* _Prompt_
Look through the records and copy each line with the string "this" in it.

* _Records shown_

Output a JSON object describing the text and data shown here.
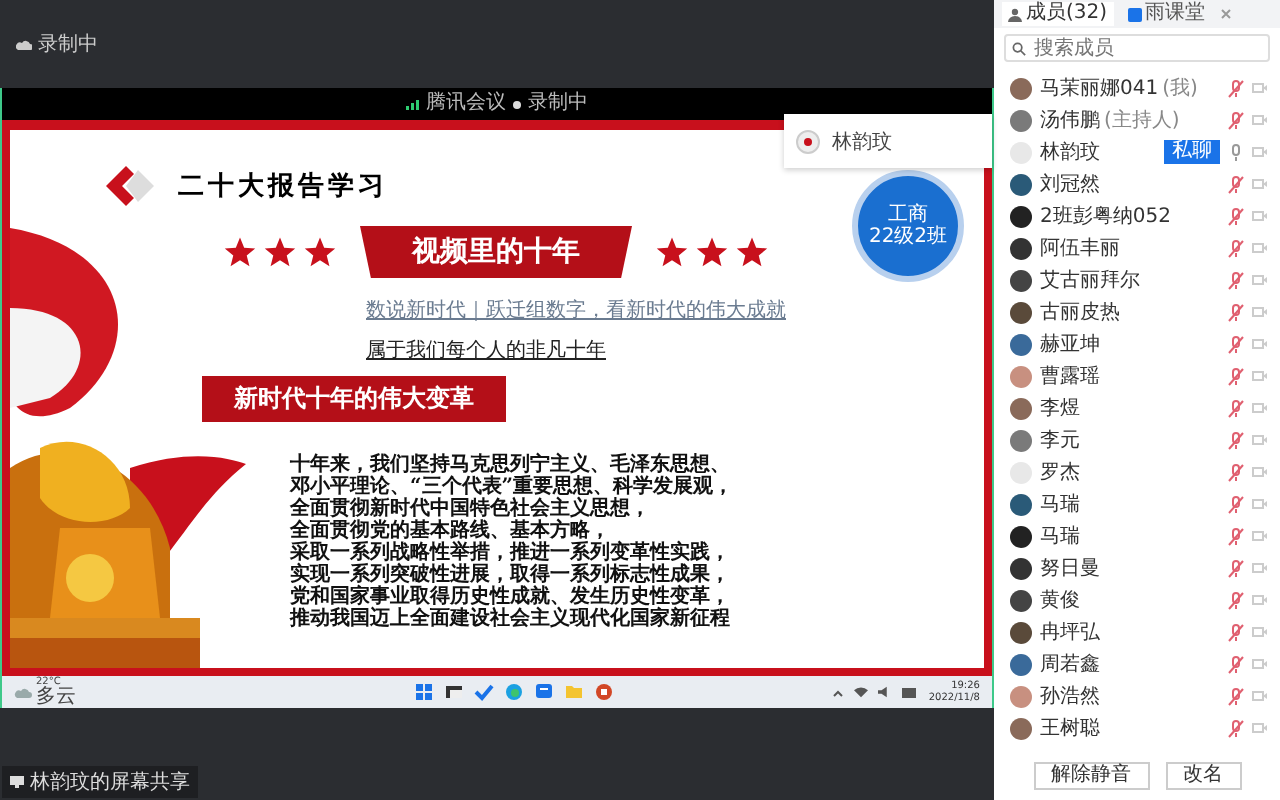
{
  "recording_label": "录制中",
  "share_bar": {
    "app": "腾讯会议",
    "recording": "录制中"
  },
  "slide": {
    "title": "二十大报告学习",
    "banner": "视频里的十年",
    "links": [
      "数说新时代｜跃迁组数字，看新时代的伟大成就",
      "属于我们每个人的非凡十年"
    ],
    "section": "新时代十年的伟大变革",
    "body": [
      "十年来，我们坚持马克思列宁主义、毛泽东思想、",
      "邓小平理论、“三个代表”重要思想、科学发展观，",
      "全面贯彻新时代中国特色社会主义思想，",
      "全面贯彻党的基本路线、基本方略，",
      "采取一系列战略性举措，推进一系列变革性实践，",
      "实现一系列突破性进展，取得一系列标志性成果，",
      "党和国家事业取得历史性成就、发生历史性变革，",
      "推动我国迈上全面建设社会主义现代化国家新征程"
    ],
    "stamp": [
      "工商",
      "22级2班"
    ]
  },
  "speaker_card": {
    "name": "林韵玟"
  },
  "taskbar": {
    "temperature": "22°C",
    "weather": "多云",
    "time": "19:26",
    "date": "2022/11/8"
  },
  "share_label": "林韵玟的屏幕共享",
  "panel": {
    "tabs": [
      {
        "label": "成员(32)",
        "selected": true
      },
      {
        "label": "雨课堂",
        "selected": false
      }
    ],
    "search": {
      "placeholder": "搜索成员"
    },
    "members": [
      {
        "name": "马茉丽娜041",
        "note": "(我)",
        "muted": true
      },
      {
        "name": "汤伟鹏",
        "note": "(主持人)",
        "muted": true
      },
      {
        "name": "林韵玟",
        "muted": false,
        "action": "私聊"
      },
      {
        "name": "刘冠然",
        "muted": true
      },
      {
        "name": "2班彭粤纳052",
        "muted": true
      },
      {
        "name": "阿伍丰丽",
        "muted": true
      },
      {
        "name": "艾古丽拜尔",
        "muted": true
      },
      {
        "name": "古丽皮热",
        "muted": true
      },
      {
        "name": "赫亚坤",
        "muted": true
      },
      {
        "name": "曹露瑶",
        "muted": true
      },
      {
        "name": "李煜",
        "muted": true
      },
      {
        "name": "李元",
        "muted": true
      },
      {
        "name": "罗杰",
        "muted": true
      },
      {
        "name": "马瑞",
        "muted": true
      },
      {
        "name": "马瑞",
        "muted": true
      },
      {
        "name": "努日曼",
        "muted": true
      },
      {
        "name": "黄俊",
        "muted": true
      },
      {
        "name": "冉坪弘",
        "muted": true
      },
      {
        "name": "周若鑫",
        "muted": true
      },
      {
        "name": "孙浩然",
        "muted": true
      },
      {
        "name": "王树聪",
        "muted": true
      }
    ],
    "buttons": [
      "解除静音",
      "改名"
    ]
  }
}
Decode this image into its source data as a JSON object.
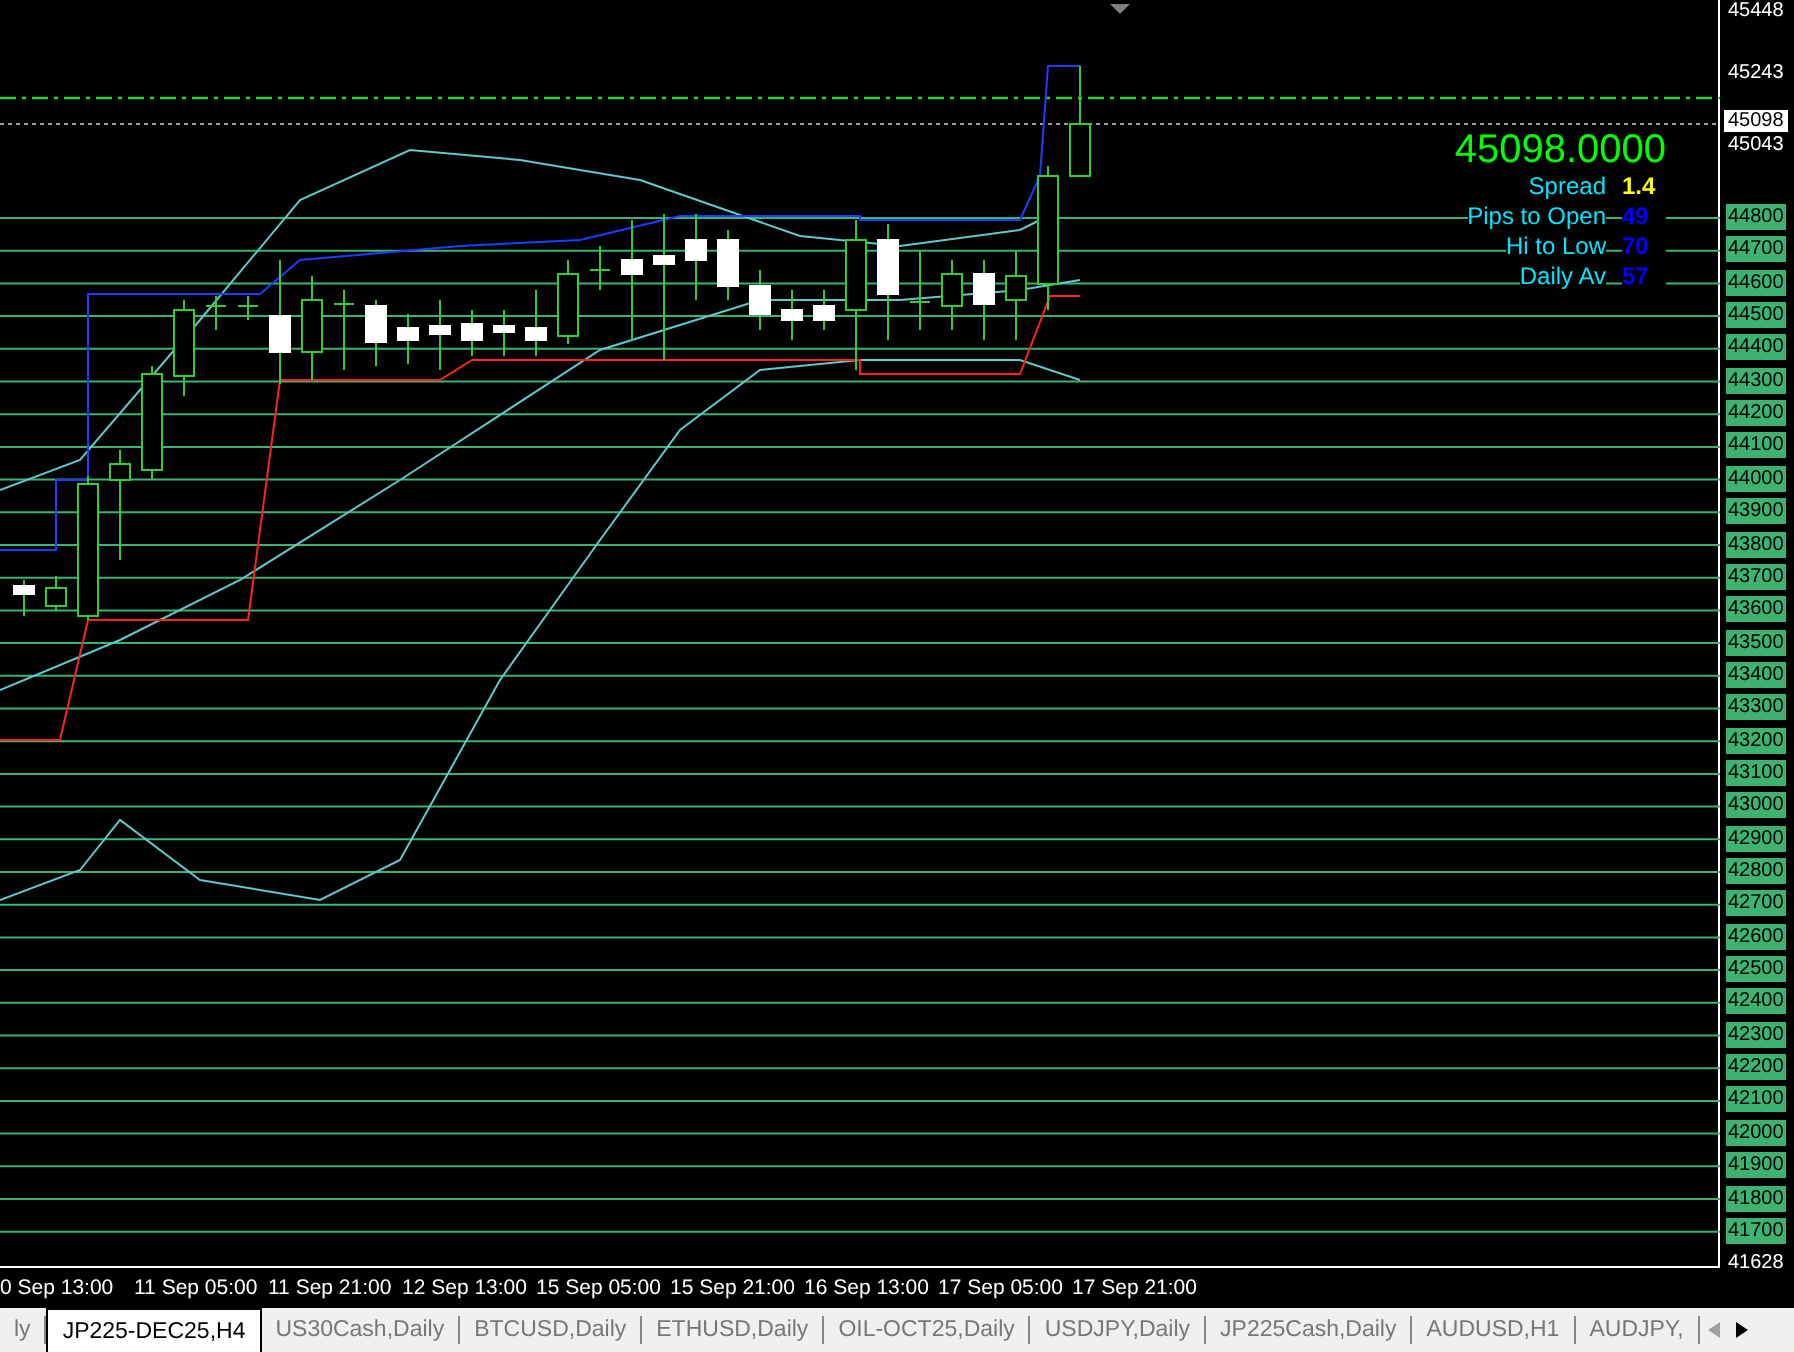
{
  "price_axis": {
    "level_labels": [
      "44800",
      "44700",
      "44600",
      "44500",
      "44400",
      "44300",
      "44200",
      "44100",
      "44000",
      "43900",
      "43800",
      "43700",
      "43600",
      "43500",
      "43400",
      "43300",
      "43200",
      "43100",
      "43000",
      "42900",
      "42800",
      "42700",
      "42600",
      "42500",
      "42400",
      "42300",
      "42200",
      "42100",
      "42000",
      "41900",
      "41800",
      "41700"
    ],
    "scale_labels": [
      "45448",
      "45243",
      "45043",
      "41628"
    ],
    "current_price": "45098"
  },
  "info_panel": {
    "price": "45098.0000",
    "rows": [
      {
        "label": "Spread",
        "value": "1.4",
        "color": "#ffff00"
      },
      {
        "label": "Pips to Open",
        "value": "49",
        "color": "#0000ff"
      },
      {
        "label": "Hi to Low",
        "value": "70",
        "color": "#0000ff"
      },
      {
        "label": "Daily Av",
        "value": "57",
        "color": "#0000ff"
      }
    ]
  },
  "time_axis": [
    "0 Sep 13:00",
    "11 Sep 05:00",
    "11 Sep 21:00",
    "12 Sep 13:00",
    "15 Sep 05:00",
    "15 Sep 21:00",
    "16 Sep 13:00",
    "17 Sep 05:00",
    "17 Sep 21:00"
  ],
  "tabs": [
    {
      "label": "ly",
      "selected": false
    },
    {
      "label": "JP225-DEC25,H4",
      "selected": true
    },
    {
      "label": "US30Cash,Daily",
      "selected": false
    },
    {
      "label": "BTCUSD,Daily",
      "selected": false
    },
    {
      "label": "ETHUSD,Daily",
      "selected": false
    },
    {
      "label": "OIL-OCT25,Daily",
      "selected": false
    },
    {
      "label": "USDJPY,Daily",
      "selected": false
    },
    {
      "label": "JP225Cash,Daily",
      "selected": false
    },
    {
      "label": "AUDUSD,H1",
      "selected": false
    },
    {
      "label": "AUDJPY,",
      "selected": false
    }
  ]
}
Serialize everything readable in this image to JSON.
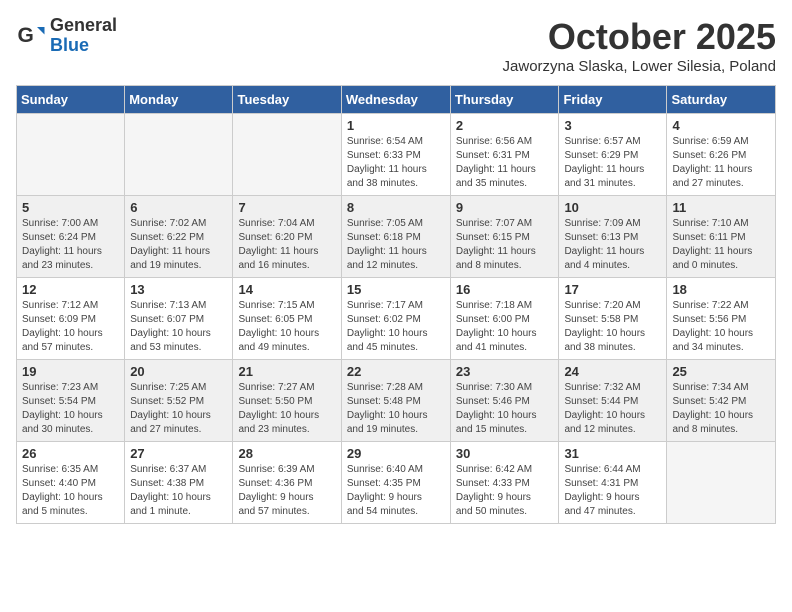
{
  "header": {
    "logo": {
      "general": "General",
      "blue": "Blue"
    },
    "title": "October 2025",
    "subtitle": "Jaworzyna Slaska, Lower Silesia, Poland"
  },
  "weekdays": [
    "Sunday",
    "Monday",
    "Tuesday",
    "Wednesday",
    "Thursday",
    "Friday",
    "Saturday"
  ],
  "weeks": [
    [
      {
        "day": "",
        "info": ""
      },
      {
        "day": "",
        "info": ""
      },
      {
        "day": "",
        "info": ""
      },
      {
        "day": "1",
        "info": "Sunrise: 6:54 AM\nSunset: 6:33 PM\nDaylight: 11 hours\nand 38 minutes."
      },
      {
        "day": "2",
        "info": "Sunrise: 6:56 AM\nSunset: 6:31 PM\nDaylight: 11 hours\nand 35 minutes."
      },
      {
        "day": "3",
        "info": "Sunrise: 6:57 AM\nSunset: 6:29 PM\nDaylight: 11 hours\nand 31 minutes."
      },
      {
        "day": "4",
        "info": "Sunrise: 6:59 AM\nSunset: 6:26 PM\nDaylight: 11 hours\nand 27 minutes."
      }
    ],
    [
      {
        "day": "5",
        "info": "Sunrise: 7:00 AM\nSunset: 6:24 PM\nDaylight: 11 hours\nand 23 minutes."
      },
      {
        "day": "6",
        "info": "Sunrise: 7:02 AM\nSunset: 6:22 PM\nDaylight: 11 hours\nand 19 minutes."
      },
      {
        "day": "7",
        "info": "Sunrise: 7:04 AM\nSunset: 6:20 PM\nDaylight: 11 hours\nand 16 minutes."
      },
      {
        "day": "8",
        "info": "Sunrise: 7:05 AM\nSunset: 6:18 PM\nDaylight: 11 hours\nand 12 minutes."
      },
      {
        "day": "9",
        "info": "Sunrise: 7:07 AM\nSunset: 6:15 PM\nDaylight: 11 hours\nand 8 minutes."
      },
      {
        "day": "10",
        "info": "Sunrise: 7:09 AM\nSunset: 6:13 PM\nDaylight: 11 hours\nand 4 minutes."
      },
      {
        "day": "11",
        "info": "Sunrise: 7:10 AM\nSunset: 6:11 PM\nDaylight: 11 hours\nand 0 minutes."
      }
    ],
    [
      {
        "day": "12",
        "info": "Sunrise: 7:12 AM\nSunset: 6:09 PM\nDaylight: 10 hours\nand 57 minutes."
      },
      {
        "day": "13",
        "info": "Sunrise: 7:13 AM\nSunset: 6:07 PM\nDaylight: 10 hours\nand 53 minutes."
      },
      {
        "day": "14",
        "info": "Sunrise: 7:15 AM\nSunset: 6:05 PM\nDaylight: 10 hours\nand 49 minutes."
      },
      {
        "day": "15",
        "info": "Sunrise: 7:17 AM\nSunset: 6:02 PM\nDaylight: 10 hours\nand 45 minutes."
      },
      {
        "day": "16",
        "info": "Sunrise: 7:18 AM\nSunset: 6:00 PM\nDaylight: 10 hours\nand 41 minutes."
      },
      {
        "day": "17",
        "info": "Sunrise: 7:20 AM\nSunset: 5:58 PM\nDaylight: 10 hours\nand 38 minutes."
      },
      {
        "day": "18",
        "info": "Sunrise: 7:22 AM\nSunset: 5:56 PM\nDaylight: 10 hours\nand 34 minutes."
      }
    ],
    [
      {
        "day": "19",
        "info": "Sunrise: 7:23 AM\nSunset: 5:54 PM\nDaylight: 10 hours\nand 30 minutes."
      },
      {
        "day": "20",
        "info": "Sunrise: 7:25 AM\nSunset: 5:52 PM\nDaylight: 10 hours\nand 27 minutes."
      },
      {
        "day": "21",
        "info": "Sunrise: 7:27 AM\nSunset: 5:50 PM\nDaylight: 10 hours\nand 23 minutes."
      },
      {
        "day": "22",
        "info": "Sunrise: 7:28 AM\nSunset: 5:48 PM\nDaylight: 10 hours\nand 19 minutes."
      },
      {
        "day": "23",
        "info": "Sunrise: 7:30 AM\nSunset: 5:46 PM\nDaylight: 10 hours\nand 15 minutes."
      },
      {
        "day": "24",
        "info": "Sunrise: 7:32 AM\nSunset: 5:44 PM\nDaylight: 10 hours\nand 12 minutes."
      },
      {
        "day": "25",
        "info": "Sunrise: 7:34 AM\nSunset: 5:42 PM\nDaylight: 10 hours\nand 8 minutes."
      }
    ],
    [
      {
        "day": "26",
        "info": "Sunrise: 6:35 AM\nSunset: 4:40 PM\nDaylight: 10 hours\nand 5 minutes."
      },
      {
        "day": "27",
        "info": "Sunrise: 6:37 AM\nSunset: 4:38 PM\nDaylight: 10 hours\nand 1 minute."
      },
      {
        "day": "28",
        "info": "Sunrise: 6:39 AM\nSunset: 4:36 PM\nDaylight: 9 hours\nand 57 minutes."
      },
      {
        "day": "29",
        "info": "Sunrise: 6:40 AM\nSunset: 4:35 PM\nDaylight: 9 hours\nand 54 minutes."
      },
      {
        "day": "30",
        "info": "Sunrise: 6:42 AM\nSunset: 4:33 PM\nDaylight: 9 hours\nand 50 minutes."
      },
      {
        "day": "31",
        "info": "Sunrise: 6:44 AM\nSunset: 4:31 PM\nDaylight: 9 hours\nand 47 minutes."
      },
      {
        "day": "",
        "info": ""
      }
    ]
  ]
}
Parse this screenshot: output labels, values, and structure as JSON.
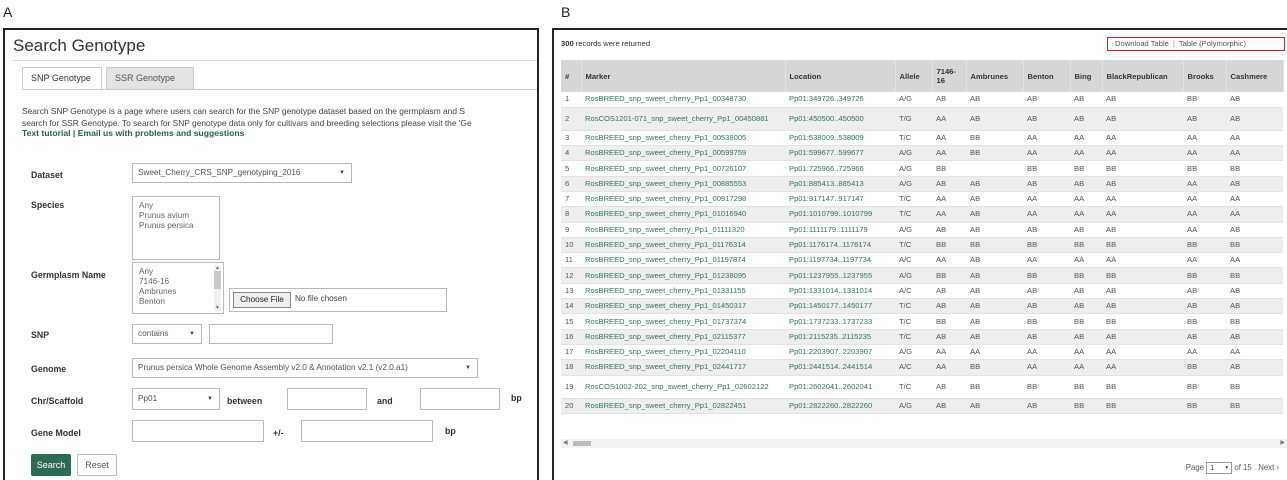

* _Result below_
Decode this image into its source data as a JSON object.
Serialize everything readable in this image to JSON.
Parse this screenshot: output labels, values, and structure as JSON.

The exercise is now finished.